┏━━

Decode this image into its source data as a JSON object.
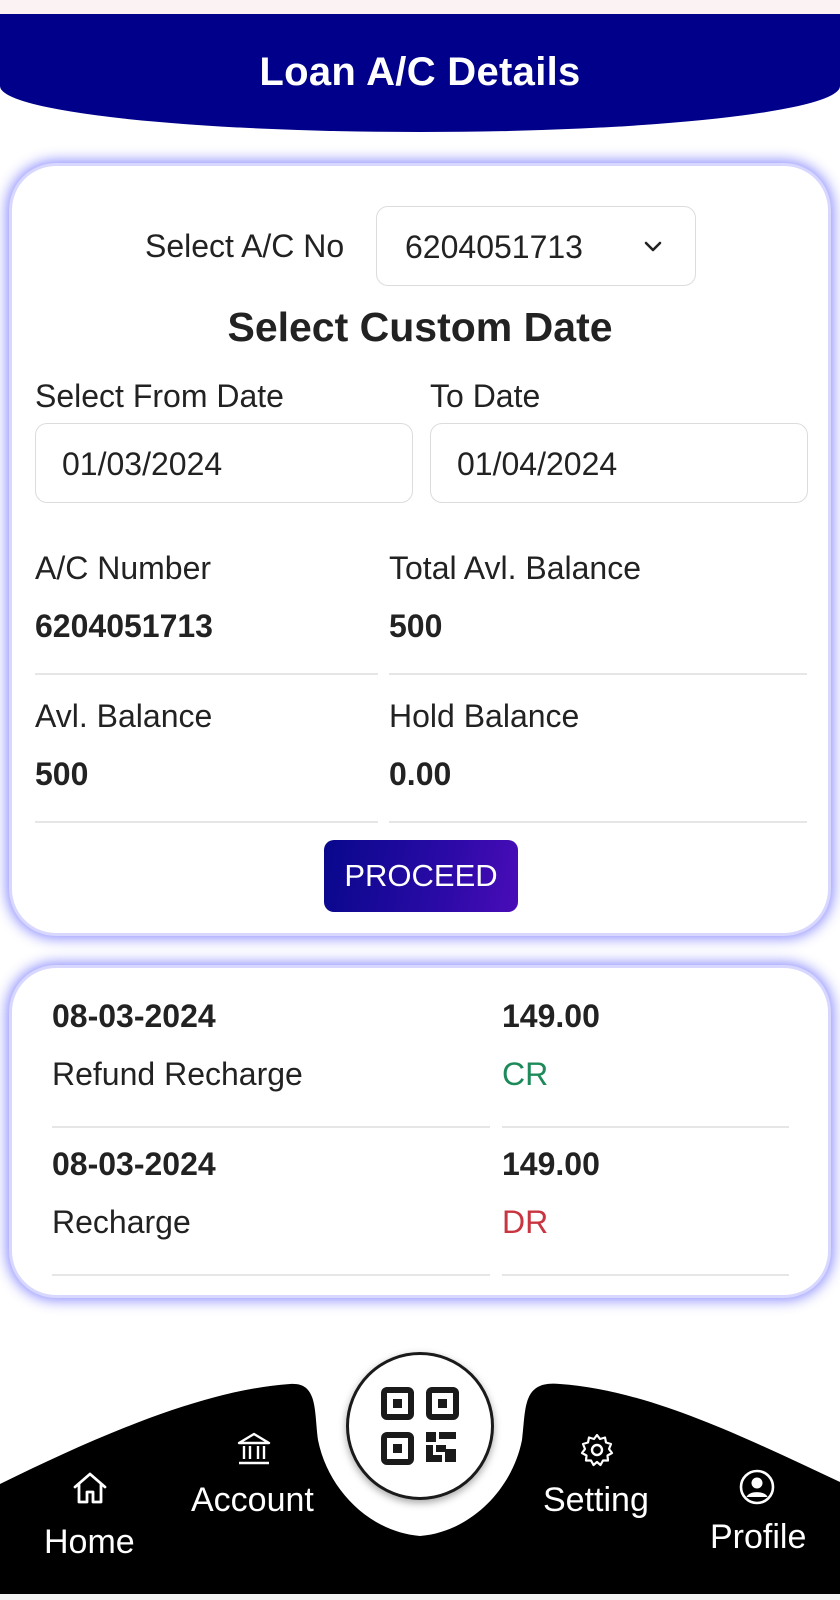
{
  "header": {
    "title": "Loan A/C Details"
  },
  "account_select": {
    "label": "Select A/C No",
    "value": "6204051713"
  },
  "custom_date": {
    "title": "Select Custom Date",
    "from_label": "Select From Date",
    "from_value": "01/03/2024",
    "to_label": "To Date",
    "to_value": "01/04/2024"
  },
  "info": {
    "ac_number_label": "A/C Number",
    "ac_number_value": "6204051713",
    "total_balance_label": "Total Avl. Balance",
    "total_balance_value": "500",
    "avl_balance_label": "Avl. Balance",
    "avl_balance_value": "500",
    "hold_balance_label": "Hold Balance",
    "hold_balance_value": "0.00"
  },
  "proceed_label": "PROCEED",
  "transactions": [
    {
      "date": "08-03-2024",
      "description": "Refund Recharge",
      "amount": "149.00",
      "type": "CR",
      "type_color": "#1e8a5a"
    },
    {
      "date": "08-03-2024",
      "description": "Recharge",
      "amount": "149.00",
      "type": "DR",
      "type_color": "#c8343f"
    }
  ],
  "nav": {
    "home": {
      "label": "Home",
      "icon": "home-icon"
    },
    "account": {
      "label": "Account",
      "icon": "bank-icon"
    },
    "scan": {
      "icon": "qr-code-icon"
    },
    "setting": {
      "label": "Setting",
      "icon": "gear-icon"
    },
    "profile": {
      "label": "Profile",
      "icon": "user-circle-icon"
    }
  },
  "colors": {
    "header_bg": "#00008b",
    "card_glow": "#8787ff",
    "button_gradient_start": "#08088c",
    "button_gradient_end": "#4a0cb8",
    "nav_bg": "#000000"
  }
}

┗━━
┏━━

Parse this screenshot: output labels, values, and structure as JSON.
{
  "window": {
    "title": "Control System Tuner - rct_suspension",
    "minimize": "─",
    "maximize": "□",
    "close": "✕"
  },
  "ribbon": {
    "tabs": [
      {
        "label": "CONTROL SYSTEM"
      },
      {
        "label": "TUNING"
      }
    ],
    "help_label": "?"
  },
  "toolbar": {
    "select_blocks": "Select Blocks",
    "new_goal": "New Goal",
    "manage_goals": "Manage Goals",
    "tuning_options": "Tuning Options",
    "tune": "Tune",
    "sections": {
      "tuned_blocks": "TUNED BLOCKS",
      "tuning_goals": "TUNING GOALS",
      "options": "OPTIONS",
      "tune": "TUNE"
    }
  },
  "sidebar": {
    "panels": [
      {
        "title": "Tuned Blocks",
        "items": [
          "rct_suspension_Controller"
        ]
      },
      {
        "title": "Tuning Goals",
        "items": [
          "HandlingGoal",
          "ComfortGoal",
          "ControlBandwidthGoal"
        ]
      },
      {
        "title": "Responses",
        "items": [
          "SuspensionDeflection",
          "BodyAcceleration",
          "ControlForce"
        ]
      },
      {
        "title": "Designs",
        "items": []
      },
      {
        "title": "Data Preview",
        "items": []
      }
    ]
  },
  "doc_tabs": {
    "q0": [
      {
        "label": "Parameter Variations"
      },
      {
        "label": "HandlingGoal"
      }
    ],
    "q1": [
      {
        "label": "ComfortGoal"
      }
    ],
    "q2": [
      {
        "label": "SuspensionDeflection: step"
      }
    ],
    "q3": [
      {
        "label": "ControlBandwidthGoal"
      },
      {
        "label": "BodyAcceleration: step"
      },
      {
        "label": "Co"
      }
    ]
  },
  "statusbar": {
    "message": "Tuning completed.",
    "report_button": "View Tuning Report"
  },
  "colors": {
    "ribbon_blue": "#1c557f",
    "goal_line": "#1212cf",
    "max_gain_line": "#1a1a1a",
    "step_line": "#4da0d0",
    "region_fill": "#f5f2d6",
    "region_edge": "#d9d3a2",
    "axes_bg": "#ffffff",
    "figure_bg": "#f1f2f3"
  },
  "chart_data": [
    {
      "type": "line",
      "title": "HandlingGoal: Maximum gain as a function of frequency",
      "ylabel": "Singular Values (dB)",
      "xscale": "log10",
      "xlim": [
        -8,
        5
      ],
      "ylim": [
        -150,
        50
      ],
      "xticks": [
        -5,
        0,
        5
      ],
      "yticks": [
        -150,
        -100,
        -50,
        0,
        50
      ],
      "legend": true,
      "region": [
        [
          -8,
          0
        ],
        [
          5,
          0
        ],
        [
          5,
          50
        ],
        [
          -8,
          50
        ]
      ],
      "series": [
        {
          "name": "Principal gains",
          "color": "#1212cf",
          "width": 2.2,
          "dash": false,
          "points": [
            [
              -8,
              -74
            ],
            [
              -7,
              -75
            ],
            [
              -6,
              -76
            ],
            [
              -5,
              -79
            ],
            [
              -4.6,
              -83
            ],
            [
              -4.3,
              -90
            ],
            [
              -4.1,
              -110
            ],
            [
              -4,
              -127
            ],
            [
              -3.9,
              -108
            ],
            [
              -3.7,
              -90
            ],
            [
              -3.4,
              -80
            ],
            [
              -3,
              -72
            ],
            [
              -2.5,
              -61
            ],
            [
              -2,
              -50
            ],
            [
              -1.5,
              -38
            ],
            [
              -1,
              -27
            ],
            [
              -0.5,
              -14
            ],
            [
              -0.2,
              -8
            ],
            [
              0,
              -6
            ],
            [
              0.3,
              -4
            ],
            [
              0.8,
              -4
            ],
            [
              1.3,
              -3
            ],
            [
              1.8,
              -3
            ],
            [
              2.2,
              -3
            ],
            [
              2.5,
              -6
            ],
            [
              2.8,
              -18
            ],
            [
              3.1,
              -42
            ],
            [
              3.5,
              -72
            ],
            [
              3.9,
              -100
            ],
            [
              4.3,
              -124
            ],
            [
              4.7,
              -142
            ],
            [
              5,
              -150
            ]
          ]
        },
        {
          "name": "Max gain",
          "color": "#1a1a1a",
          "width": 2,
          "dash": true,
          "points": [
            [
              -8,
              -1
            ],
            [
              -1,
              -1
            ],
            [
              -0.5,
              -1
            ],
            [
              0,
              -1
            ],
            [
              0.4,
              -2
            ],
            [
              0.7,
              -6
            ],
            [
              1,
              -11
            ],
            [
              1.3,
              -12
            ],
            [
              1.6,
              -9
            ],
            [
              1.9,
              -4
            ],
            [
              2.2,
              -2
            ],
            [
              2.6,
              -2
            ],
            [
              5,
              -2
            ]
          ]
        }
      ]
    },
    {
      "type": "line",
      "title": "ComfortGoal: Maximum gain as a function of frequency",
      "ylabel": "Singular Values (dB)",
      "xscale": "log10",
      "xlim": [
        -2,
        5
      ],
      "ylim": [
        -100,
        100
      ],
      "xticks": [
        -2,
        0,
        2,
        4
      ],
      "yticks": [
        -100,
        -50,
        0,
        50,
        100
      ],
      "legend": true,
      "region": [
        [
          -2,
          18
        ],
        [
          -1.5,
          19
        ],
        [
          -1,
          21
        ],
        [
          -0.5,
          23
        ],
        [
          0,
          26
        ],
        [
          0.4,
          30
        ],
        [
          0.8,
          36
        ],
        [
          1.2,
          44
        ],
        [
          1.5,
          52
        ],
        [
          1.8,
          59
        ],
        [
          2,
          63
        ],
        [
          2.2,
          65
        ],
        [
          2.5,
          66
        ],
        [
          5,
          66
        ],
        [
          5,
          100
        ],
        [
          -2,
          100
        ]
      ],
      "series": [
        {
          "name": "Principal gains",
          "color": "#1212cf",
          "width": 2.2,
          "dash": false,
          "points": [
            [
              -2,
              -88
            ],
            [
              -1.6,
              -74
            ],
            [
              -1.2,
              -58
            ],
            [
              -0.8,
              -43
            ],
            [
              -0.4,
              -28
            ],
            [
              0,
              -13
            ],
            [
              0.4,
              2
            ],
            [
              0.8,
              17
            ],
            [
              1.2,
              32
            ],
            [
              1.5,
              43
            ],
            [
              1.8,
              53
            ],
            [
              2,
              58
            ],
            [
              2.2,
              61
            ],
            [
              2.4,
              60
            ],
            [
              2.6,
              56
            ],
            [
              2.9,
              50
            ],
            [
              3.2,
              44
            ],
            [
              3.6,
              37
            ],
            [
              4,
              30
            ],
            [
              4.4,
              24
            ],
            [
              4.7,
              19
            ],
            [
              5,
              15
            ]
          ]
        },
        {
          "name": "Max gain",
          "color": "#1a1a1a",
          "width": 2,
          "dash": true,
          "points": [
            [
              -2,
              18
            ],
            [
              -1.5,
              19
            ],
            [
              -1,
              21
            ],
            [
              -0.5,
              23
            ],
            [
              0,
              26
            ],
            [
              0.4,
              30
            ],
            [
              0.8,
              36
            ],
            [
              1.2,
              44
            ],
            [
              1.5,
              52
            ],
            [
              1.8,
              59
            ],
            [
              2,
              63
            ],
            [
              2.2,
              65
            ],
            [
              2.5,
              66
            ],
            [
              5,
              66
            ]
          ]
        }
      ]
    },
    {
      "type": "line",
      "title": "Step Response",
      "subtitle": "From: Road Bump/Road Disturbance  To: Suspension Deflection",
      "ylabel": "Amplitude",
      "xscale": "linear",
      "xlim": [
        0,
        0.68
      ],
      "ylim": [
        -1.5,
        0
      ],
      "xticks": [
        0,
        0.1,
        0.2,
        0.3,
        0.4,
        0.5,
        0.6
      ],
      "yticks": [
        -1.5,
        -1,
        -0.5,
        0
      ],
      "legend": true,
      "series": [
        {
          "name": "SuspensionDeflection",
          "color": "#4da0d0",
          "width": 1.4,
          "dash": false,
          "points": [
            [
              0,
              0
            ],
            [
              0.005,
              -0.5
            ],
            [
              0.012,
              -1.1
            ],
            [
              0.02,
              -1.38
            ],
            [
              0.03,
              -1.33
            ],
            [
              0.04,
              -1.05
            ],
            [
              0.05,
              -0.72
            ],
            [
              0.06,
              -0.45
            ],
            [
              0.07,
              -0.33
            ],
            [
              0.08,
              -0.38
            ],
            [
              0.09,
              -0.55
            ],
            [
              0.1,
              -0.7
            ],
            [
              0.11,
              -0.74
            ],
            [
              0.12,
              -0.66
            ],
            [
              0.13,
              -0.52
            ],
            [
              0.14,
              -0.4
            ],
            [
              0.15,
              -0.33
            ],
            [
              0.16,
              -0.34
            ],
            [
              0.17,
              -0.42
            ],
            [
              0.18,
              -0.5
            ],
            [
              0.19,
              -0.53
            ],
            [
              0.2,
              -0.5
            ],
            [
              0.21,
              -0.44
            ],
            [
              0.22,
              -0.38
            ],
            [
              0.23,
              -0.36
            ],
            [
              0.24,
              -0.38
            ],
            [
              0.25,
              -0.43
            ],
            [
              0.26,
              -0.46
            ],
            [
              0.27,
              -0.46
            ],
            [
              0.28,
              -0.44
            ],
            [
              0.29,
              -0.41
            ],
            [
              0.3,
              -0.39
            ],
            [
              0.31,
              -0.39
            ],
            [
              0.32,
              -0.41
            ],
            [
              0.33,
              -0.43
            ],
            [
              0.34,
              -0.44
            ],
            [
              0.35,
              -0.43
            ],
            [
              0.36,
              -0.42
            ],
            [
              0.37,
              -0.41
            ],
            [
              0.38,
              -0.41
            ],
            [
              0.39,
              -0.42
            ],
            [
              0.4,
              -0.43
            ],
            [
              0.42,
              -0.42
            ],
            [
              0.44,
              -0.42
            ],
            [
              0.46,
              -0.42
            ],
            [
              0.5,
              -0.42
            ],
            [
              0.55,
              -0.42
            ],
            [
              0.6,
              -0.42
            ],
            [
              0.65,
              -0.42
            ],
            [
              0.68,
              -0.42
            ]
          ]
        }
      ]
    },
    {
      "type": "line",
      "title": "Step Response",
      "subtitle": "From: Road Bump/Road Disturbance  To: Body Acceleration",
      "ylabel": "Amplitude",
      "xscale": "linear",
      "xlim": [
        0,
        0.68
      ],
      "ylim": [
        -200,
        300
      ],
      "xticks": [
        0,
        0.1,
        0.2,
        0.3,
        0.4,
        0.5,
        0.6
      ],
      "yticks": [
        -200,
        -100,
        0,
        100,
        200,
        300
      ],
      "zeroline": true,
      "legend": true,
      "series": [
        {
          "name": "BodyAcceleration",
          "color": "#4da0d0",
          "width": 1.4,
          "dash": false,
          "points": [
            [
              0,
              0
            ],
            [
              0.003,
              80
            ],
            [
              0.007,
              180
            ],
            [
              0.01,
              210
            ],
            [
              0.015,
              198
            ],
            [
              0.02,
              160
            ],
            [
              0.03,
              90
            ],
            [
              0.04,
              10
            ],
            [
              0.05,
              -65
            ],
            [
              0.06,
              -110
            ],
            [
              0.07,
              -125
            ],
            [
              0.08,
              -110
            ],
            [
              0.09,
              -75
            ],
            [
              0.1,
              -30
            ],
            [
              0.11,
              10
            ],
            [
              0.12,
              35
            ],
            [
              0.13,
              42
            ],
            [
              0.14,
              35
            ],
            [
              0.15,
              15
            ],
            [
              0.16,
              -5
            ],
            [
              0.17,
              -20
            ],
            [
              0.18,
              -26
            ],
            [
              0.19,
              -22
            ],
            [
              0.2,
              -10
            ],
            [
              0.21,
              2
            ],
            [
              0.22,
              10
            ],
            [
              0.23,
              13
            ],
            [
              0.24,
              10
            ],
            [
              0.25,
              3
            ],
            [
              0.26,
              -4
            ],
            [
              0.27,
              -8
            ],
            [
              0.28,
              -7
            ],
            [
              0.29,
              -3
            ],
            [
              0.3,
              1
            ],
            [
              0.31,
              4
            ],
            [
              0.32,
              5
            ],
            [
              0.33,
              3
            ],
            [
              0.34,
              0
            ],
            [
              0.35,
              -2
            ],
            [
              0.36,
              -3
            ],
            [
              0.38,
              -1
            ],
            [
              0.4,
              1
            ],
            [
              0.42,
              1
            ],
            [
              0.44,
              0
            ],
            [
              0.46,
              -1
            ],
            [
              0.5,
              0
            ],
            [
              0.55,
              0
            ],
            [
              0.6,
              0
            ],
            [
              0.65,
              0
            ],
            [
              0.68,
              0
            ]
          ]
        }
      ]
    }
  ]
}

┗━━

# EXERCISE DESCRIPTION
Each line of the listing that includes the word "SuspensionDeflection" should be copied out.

# TASK RESPONSE
          "SuspensionDeflection",
        "label": "SuspensionDeflection: step"
          "name": "SuspensionDeflection",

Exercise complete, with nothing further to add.